In the year 2000, women were recruited for a 10-month study at the University of California, Davis, to determine how diet affects the risk for osteoporosis. The study compared women who are vegans to those women eating a typical American diet. The 2000 study was jointly sponsored by the UC Davis College of Agricultural and Environmental Sciences and the U.S. Department of Agriculture's Western Human Nutrition Research Center, based at UC Davis. Also see the article, "Pregnancy and the vegan diet."


The Department of Nutrition, University of California, Davis has an article in PDF file format online, Some Facts About Vegetarian Diets, that notes, "Eliminating the meat can increase vegetable intake and reduce saturated fat and cholesterol intake. Vegetarians can also turn to many ethnic cuisines, such as Indian, Middle Eastern, Hispanic, and Asian, for plant-based dishes that include protein in the form of beans, nuts, and higher-protein grains." Also check out my other Examiner article, Should pregnant women stay on their usual vegan diets?


What foods are lowest on the Glycemic Index?


Low Glycemic Index Foods (55 or less)


Skim milk

Plain Yogurt

Soy beverage


Sweet potato

Oat bran bread


Converted or Parboiled rice

Pumpernickel bread

Al dente (firm) pasta

Lentils/kidney/baked beans

Chick peas


Medium Glycemic Index Foods (56-69)





New potatoes



Split pea or green pea soup

Brown rice


Basmati rice

Shredded wheat cereal

Whole wheat bread

Rye bread


High Glycemic Index Foods



Dried dates

Instant mashed potatoes

Baked white potato



Instant rice

Corn Flakes

Rice Krispies


Bagel, white

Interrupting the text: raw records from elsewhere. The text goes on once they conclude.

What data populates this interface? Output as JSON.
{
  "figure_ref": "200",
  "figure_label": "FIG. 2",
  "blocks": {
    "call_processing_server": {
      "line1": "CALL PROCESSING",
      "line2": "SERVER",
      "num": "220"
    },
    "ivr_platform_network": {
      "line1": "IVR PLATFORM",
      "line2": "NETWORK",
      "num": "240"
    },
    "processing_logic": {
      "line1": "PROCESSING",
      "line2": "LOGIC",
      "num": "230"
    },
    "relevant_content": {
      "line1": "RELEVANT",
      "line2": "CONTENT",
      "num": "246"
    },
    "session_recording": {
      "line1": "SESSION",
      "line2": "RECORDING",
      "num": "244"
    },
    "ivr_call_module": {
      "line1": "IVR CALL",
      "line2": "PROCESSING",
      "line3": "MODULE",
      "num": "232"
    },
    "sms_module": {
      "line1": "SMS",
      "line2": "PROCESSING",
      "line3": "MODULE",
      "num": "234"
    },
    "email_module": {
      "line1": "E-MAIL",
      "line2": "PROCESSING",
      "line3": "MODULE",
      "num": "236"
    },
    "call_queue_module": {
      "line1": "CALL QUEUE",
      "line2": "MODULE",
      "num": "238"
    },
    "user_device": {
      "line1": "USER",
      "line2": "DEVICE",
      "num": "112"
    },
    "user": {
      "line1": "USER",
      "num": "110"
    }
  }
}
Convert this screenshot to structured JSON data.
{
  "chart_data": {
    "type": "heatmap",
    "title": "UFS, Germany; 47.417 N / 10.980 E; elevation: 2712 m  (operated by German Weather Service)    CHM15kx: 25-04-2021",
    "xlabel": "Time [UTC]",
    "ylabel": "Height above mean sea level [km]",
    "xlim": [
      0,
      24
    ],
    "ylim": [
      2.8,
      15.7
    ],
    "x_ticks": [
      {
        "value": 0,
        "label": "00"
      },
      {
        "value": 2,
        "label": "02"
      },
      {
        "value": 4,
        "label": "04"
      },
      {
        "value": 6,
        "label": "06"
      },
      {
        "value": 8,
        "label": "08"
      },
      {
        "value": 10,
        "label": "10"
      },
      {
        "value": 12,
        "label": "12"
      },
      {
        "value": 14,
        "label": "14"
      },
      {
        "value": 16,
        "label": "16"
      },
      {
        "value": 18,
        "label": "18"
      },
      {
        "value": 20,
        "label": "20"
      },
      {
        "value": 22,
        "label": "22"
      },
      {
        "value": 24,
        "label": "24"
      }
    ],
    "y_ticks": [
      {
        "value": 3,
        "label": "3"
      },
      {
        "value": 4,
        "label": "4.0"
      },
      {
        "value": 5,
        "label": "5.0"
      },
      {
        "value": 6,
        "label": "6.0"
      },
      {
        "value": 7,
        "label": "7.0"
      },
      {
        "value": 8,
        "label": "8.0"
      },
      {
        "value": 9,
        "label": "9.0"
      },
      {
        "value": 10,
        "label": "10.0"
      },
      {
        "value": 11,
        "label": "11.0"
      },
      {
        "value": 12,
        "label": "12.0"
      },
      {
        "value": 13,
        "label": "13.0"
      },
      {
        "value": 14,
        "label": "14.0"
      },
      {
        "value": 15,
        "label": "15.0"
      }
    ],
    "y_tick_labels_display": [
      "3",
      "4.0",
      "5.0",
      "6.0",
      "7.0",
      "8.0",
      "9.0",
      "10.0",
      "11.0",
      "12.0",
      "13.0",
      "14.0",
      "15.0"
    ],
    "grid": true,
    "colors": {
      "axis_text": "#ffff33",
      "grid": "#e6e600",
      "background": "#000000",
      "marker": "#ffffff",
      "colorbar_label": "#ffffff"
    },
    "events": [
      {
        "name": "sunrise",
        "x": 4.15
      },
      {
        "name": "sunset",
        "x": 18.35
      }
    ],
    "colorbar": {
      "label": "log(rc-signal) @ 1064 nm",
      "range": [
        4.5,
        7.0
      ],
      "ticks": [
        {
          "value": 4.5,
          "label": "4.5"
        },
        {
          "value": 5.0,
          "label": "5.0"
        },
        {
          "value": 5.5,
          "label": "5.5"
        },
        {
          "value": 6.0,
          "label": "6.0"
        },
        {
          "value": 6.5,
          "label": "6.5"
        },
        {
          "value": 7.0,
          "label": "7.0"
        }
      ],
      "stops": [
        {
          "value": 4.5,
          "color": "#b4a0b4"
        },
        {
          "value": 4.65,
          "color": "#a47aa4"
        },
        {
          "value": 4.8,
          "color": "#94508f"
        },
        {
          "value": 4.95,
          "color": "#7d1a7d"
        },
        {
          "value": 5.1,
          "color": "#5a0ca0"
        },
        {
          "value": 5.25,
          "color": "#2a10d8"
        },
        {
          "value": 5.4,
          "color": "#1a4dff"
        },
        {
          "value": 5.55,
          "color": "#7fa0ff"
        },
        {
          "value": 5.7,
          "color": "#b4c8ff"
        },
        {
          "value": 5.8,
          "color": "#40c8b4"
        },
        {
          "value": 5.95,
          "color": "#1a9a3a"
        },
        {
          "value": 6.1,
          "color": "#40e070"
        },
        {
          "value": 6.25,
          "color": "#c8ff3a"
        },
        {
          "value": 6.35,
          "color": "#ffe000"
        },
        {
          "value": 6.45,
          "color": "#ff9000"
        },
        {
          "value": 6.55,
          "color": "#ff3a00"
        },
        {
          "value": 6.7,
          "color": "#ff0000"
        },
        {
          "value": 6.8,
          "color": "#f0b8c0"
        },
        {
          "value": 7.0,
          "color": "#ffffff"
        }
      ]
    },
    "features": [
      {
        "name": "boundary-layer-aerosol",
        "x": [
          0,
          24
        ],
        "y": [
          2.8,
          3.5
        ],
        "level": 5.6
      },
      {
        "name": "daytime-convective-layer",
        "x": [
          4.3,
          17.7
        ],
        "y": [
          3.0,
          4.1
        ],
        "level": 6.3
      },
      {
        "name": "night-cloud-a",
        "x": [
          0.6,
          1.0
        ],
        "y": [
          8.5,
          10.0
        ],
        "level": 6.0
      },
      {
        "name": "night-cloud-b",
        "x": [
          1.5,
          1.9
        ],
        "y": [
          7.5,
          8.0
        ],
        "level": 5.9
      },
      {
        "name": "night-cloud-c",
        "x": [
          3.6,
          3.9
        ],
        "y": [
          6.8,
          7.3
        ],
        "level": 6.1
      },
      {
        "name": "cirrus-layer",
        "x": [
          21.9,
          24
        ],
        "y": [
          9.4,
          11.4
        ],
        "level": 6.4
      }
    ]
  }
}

Soda crackers


French fries

The Glycemic Index of Some Foods

Some Fruits and Vegetables High on the Glycemic Index


Raisins (As fruit is dried, it becomes sweeter.)



Medium on the Glycemic Index




Orange Juice and whole oranges





Fruits and vegetables low on the Glycemic Index







Brussels Sprouts


Green Beans

Green Pepper




Plums (fresh)



Starches High on the Glycemic Index


Refined sugar

Corn flakes cereal

Raisin Bran

Rice Cakes

Whole Grain Bread

Bagels (made with wheat flour)



Kidney Beans





For more info: browse my books, How Nutrigenomics Fights Childhood Type 2 Diabetes & Weight Issues (2009). Or see my books, How to Safely Tailor Your Foods, Medicines, & Cosmetics to Your Genes (2003) or How to Open DNA-driven Genealogy Reporting & Interpreting Businesses. (2007).